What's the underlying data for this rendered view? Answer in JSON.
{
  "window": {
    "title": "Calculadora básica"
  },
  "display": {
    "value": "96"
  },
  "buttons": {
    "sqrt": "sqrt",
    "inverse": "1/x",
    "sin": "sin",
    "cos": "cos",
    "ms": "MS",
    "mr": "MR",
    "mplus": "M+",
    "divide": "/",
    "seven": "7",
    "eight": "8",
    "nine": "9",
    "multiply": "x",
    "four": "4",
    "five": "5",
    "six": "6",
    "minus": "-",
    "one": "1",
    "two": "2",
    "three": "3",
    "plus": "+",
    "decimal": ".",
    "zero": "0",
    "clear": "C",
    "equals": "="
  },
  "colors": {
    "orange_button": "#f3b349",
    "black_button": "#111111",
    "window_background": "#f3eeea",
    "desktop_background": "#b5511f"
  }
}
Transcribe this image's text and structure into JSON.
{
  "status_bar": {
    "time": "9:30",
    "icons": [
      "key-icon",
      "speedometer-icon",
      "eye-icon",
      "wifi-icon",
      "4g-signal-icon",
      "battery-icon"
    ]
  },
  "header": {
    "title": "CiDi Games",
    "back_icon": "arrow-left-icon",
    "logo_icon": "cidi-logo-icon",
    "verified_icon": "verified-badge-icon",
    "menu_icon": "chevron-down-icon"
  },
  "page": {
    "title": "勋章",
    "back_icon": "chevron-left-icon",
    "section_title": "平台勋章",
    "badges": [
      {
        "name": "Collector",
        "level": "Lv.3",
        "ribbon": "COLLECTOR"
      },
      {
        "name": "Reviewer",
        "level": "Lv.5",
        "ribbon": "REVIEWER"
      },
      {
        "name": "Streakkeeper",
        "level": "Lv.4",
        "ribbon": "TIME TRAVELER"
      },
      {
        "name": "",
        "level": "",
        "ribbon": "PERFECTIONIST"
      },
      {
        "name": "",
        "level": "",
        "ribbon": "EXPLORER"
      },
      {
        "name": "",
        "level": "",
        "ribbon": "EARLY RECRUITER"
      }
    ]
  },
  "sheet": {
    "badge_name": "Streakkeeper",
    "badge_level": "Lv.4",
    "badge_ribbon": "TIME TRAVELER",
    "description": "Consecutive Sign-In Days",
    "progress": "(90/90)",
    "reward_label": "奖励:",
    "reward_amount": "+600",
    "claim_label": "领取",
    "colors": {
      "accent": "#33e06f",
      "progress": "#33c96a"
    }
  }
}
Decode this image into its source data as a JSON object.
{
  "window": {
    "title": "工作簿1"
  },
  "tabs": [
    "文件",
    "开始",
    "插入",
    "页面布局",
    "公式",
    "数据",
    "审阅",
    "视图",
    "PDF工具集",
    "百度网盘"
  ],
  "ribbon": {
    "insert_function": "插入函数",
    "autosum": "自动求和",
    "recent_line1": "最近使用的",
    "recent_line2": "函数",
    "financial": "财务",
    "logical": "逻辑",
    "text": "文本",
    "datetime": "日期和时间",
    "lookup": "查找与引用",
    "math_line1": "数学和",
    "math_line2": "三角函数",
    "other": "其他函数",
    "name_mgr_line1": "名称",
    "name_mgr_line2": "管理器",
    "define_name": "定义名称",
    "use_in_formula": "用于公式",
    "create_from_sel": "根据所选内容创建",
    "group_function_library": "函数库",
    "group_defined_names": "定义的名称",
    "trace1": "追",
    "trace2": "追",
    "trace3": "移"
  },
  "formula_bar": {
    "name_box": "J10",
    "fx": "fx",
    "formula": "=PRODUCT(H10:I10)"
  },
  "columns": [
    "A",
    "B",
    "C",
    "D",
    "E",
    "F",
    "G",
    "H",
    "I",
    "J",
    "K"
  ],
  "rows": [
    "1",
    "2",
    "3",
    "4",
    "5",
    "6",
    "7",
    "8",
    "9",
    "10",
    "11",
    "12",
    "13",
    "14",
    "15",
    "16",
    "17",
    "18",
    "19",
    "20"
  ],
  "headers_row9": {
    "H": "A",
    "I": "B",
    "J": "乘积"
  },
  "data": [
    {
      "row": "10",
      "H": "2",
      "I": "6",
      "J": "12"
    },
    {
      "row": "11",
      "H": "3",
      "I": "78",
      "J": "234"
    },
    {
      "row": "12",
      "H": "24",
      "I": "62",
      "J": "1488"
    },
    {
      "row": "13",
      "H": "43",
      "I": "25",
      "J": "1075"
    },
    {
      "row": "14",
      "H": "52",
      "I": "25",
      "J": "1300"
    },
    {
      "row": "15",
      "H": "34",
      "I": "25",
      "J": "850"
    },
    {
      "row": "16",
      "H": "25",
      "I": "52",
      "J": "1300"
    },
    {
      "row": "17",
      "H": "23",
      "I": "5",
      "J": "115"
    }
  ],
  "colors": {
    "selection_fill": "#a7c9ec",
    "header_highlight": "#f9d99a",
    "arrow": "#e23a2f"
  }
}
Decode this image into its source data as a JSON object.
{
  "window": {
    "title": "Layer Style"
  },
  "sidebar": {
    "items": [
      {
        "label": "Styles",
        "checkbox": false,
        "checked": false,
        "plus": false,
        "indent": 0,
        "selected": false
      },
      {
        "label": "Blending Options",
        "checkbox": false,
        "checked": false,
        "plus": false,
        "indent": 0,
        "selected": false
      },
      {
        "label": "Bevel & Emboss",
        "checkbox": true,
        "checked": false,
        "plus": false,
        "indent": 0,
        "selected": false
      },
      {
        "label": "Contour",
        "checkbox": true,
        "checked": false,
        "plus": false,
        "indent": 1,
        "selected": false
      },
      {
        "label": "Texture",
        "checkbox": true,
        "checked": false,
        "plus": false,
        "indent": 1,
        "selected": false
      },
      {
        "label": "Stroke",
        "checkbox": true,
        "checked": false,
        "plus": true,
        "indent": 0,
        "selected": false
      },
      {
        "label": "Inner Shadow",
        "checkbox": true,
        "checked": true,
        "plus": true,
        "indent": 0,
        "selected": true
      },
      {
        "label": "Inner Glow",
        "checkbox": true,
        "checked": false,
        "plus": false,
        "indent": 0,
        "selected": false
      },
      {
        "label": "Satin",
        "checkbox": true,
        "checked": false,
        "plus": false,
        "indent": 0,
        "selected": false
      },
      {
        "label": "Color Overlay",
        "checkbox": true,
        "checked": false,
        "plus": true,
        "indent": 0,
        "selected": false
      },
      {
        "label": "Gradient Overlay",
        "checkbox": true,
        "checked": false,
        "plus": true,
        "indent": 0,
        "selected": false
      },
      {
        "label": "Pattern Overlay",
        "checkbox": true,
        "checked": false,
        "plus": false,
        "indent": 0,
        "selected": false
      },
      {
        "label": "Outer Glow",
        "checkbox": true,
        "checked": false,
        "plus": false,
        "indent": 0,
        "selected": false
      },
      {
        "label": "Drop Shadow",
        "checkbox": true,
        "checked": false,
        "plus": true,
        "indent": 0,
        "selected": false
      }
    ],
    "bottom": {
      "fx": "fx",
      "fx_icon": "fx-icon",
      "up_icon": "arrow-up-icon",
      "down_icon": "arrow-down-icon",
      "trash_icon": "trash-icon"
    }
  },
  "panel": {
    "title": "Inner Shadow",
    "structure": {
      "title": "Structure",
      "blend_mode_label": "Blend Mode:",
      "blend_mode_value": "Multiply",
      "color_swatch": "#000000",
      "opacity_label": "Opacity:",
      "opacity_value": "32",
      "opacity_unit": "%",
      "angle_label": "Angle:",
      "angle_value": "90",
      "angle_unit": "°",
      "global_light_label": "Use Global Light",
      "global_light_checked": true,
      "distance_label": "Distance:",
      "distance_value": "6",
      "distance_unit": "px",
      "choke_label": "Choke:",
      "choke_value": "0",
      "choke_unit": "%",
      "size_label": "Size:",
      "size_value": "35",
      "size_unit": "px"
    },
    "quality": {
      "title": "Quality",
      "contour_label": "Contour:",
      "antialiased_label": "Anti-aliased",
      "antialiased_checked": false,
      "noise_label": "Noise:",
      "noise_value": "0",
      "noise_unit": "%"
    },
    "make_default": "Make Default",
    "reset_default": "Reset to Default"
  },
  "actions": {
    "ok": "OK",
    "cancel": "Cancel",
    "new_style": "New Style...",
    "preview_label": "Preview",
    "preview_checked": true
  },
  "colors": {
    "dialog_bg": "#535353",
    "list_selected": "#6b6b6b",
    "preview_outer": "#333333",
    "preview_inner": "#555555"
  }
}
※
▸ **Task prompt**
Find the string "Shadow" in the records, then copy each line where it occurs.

▸ **Task response**
        "label": "Inner Shadow",
        "label": "Drop Shadow",
    "title": "Inner Shadow",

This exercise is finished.